Phone Privacy: A Layered, Necessary Approach to Security
Posted by Michael Sorrentino on
Reports flooded the internet this week that left parents reeling for the safety of their children. A Russian, hacker-run website published live feeds of many families’ private webcams, all of which were streaming live to a “password-protected” website, intended for parents worried about their children’s sleeping security.
So how does this happen – continue to happen – in this day and age? One problem is that many web camera owners don’t change the default password, making it infinitely easier for creepy sites like this to gain access.In my line of work, this begs the question: is it possible for someone to access the camera on your always-connected smartphone?
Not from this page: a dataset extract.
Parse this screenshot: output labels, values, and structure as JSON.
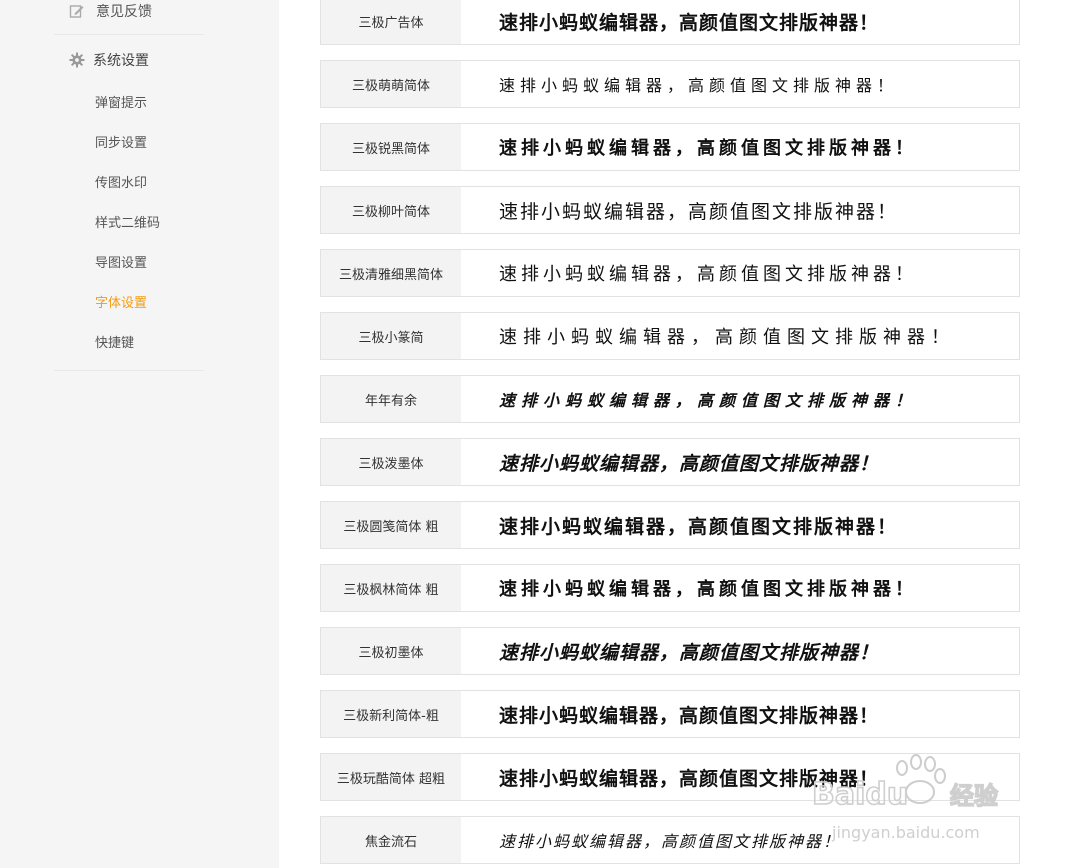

The answer, unfortunately, is a resounding YES. It absolutely is. Phone privacy is a serious and growing issue, and it’s not going anywhere.
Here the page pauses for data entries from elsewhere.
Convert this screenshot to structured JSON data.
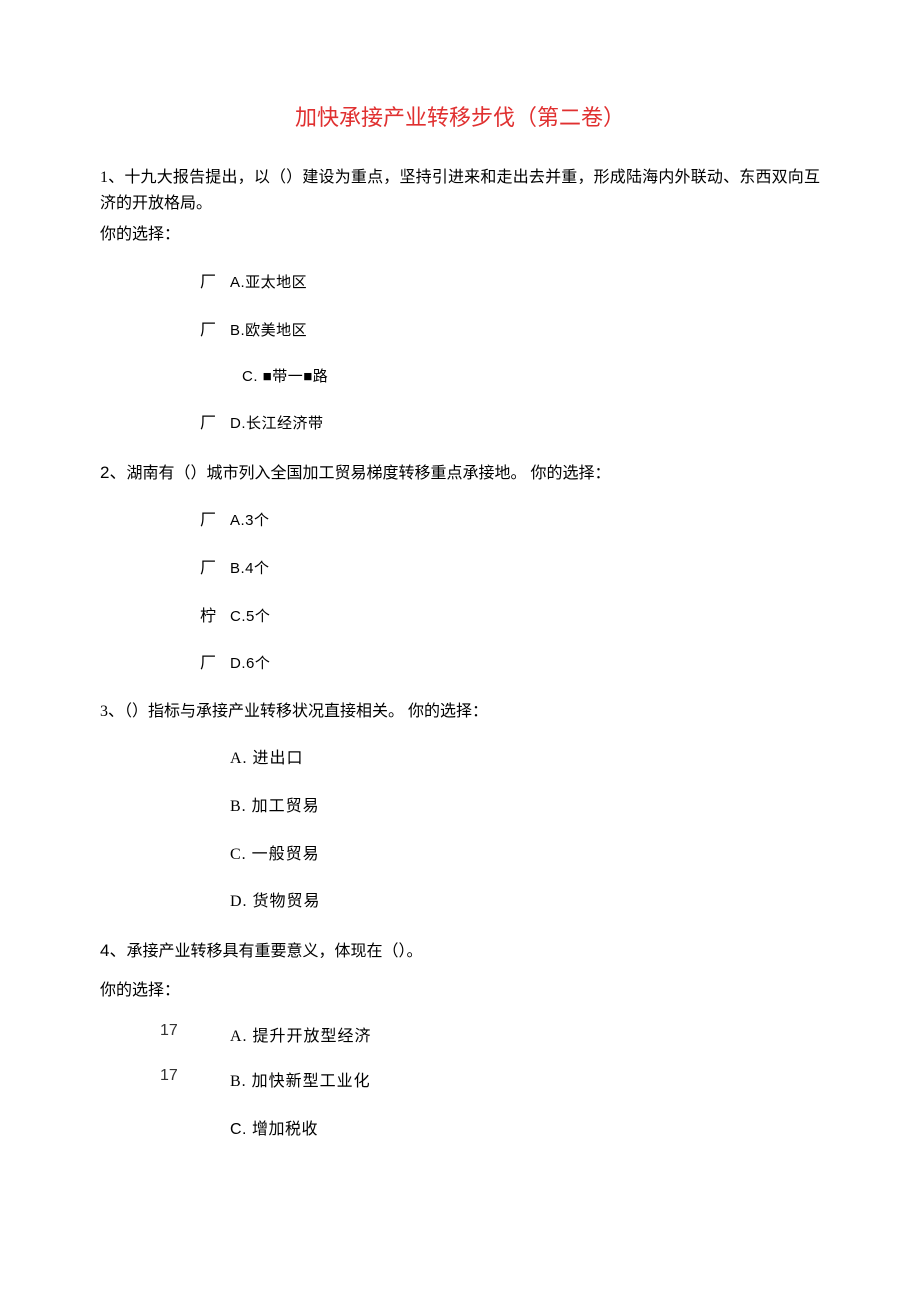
{
  "title": "加快承接产业转移步伐（第二卷）",
  "q1": {
    "num": "1、",
    "stem": "十九大报告提出，以（）建设为重点，坚持引进来和走出去并重，形成陆海内外联动、东西双向互济的开放格局。",
    "choice": "你的选择：",
    "opts": {
      "a_m": "厂",
      "a": "A.亚太地区",
      "b_m": "厂",
      "b": "B.欧美地区",
      "c_m": "",
      "c": "C. ■带一■路",
      "d_m": "厂",
      "d": "D.长江经济带"
    }
  },
  "q2": {
    "num": "2、",
    "stem": "湖南有（）城市列入全国加工贸易梯度转移重点承接地。 你的选择：",
    "opts": {
      "a_m": "厂",
      "a": "A.3个",
      "b_m": "厂",
      "b": "B.4个",
      "c_m": "柠",
      "c": "C.5个",
      "d_m": "厂",
      "d": "D.6个"
    }
  },
  "q3": {
    "num": "3、",
    "stem": "（）指标与承接产业转移状况直接相关。 你的选择：",
    "opts": {
      "a": "A. 进出口",
      "b": "B. 加工贸易",
      "c": "C. 一般贸易",
      "d": "D. 货物贸易"
    }
  },
  "q4": {
    "num": "4、",
    "stem": "承接产业转移具有重要意义，体现在（）。",
    "choice": "你的选择：",
    "opts": {
      "a_n": "17",
      "a": "A. 提升开放型经济",
      "b_n": "17",
      "b": "B. 加快新型工业化",
      "c_n": "",
      "c": "C. 增加税收"
    }
  }
}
Android phones are easier to hack into than Apple’s iPhones, but just recently, Apple discovered Malware known as “Wirelurker” that disguises itself as a legitimate app to gain access to your personal data.In an interview earlier this year, Edward Snowden told NBC’s Brian Williams that the NSA can access the camera on your phone “even when it is turned off.” While I have nothing to hide, and most of us don’t, I’m not crazy about this concept. It’s only a matter of time before someone builds an easy-to-use piece of software that can give your “frenemie” access to your phone’s camera.
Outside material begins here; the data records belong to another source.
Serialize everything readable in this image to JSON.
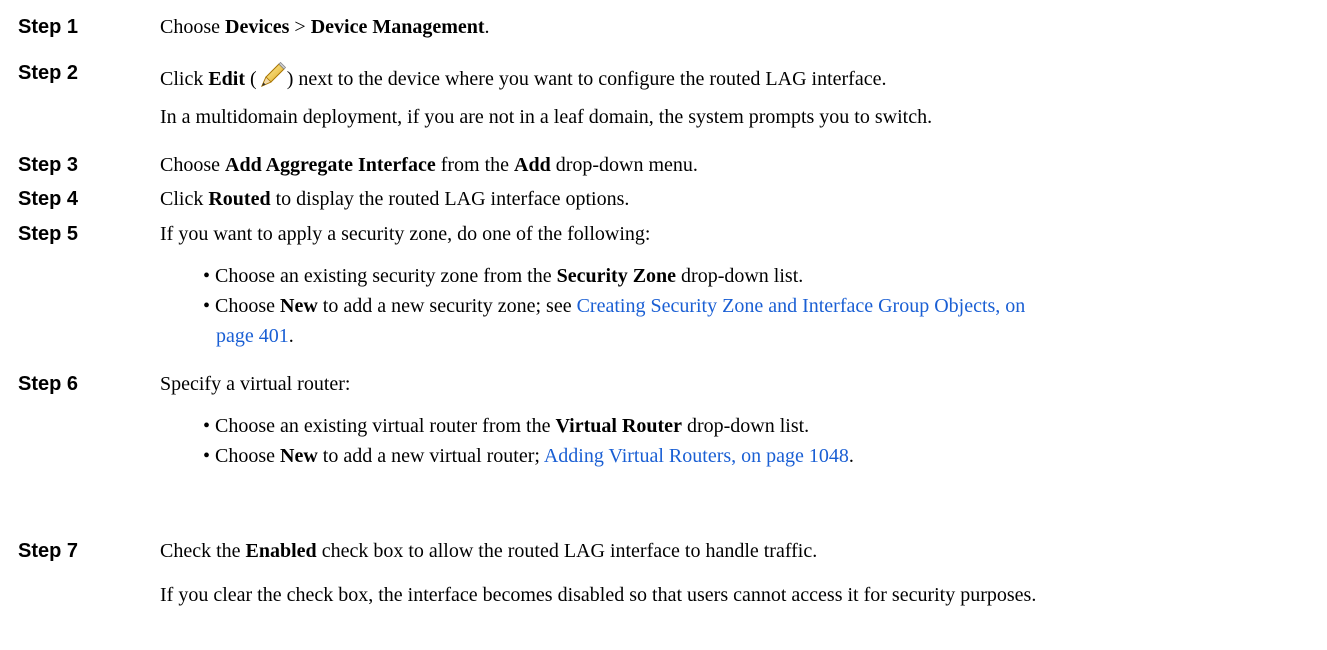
{
  "steps": [
    {
      "label": "Step 1",
      "lines": [
        {
          "t1": "Choose ",
          "b1": "Devices",
          "t2": " > ",
          "b2": "Device Management",
          "t3": "."
        }
      ]
    },
    {
      "label": "Step 2",
      "lines": [
        {
          "t1": "Click ",
          "b1": "Edit",
          "t2": " (",
          "t3": ") next to the device where you want to configure the routed LAG interface."
        },
        {
          "t1": "In a multidomain deployment, if you are not in a leaf domain, the system prompts you to switch."
        }
      ]
    },
    {
      "label": "Step 3",
      "lines": [
        {
          "t1": "Choose ",
          "b1": "Add Aggregate Interface",
          "t2": " from the ",
          "b2": "Add",
          "t3": " drop-down menu."
        }
      ]
    },
    {
      "label": "Step 4",
      "lines": [
        {
          "t1": "Click ",
          "b1": "Routed",
          "t2": " to display the routed LAG interface options."
        }
      ]
    },
    {
      "label": "Step 5",
      "lines": [
        {
          "t1": "If you want to apply a security zone, do one of the following:"
        }
      ],
      "bullets": [
        {
          "t1": "• Choose an existing security zone from the ",
          "b1": "Security Zone",
          "t2": " drop-down list."
        },
        {
          "t1": "• Choose ",
          "b1": "New",
          "t2": " to add a new security zone; see ",
          "link1": "Creating Security Zone and Interface Group Objects, on",
          "link2": "page 401",
          "t3": "."
        }
      ]
    },
    {
      "label": "Step 6",
      "lines": [
        {
          "t1": "Specify a virtual router:"
        }
      ],
      "bullets": [
        {
          "t1": "• Choose an existing virtual router from the ",
          "b1": "Virtual Router",
          "t2": " drop-down list."
        },
        {
          "t1": "• Choose ",
          "b1": "New",
          "t2": " to add a new virtual router; ",
          "link1": "Adding Virtual Routers, on page 1048",
          "t3": "."
        }
      ]
    },
    {
      "label": "Step 7",
      "lines": [
        {
          "t1": "Check the ",
          "b1": "Enabled",
          "t2": " check box to allow the routed LAG interface to handle traffic."
        },
        {
          "t1": "If you clear the check box, the interface becomes disabled so that users cannot access it for security purposes."
        }
      ]
    }
  ],
  "icons": {
    "edit": "pencil-icon"
  },
  "colors": {
    "link": "#1a5fd4"
  }
}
The issue is incredibly complex, but the solution is remarkably simple. You can’t hack a piece of plastic. Before the EyePatch Case hit the market, people would put a piece of tape over their phone and laptop camera. Howard Stern (link has some strong language) and Forbes’ Joseph Steinberg both have proudly proclaimed doing so. We’ve proudly created a much more effective, and aesthetically pleasing option for those concerned about safety.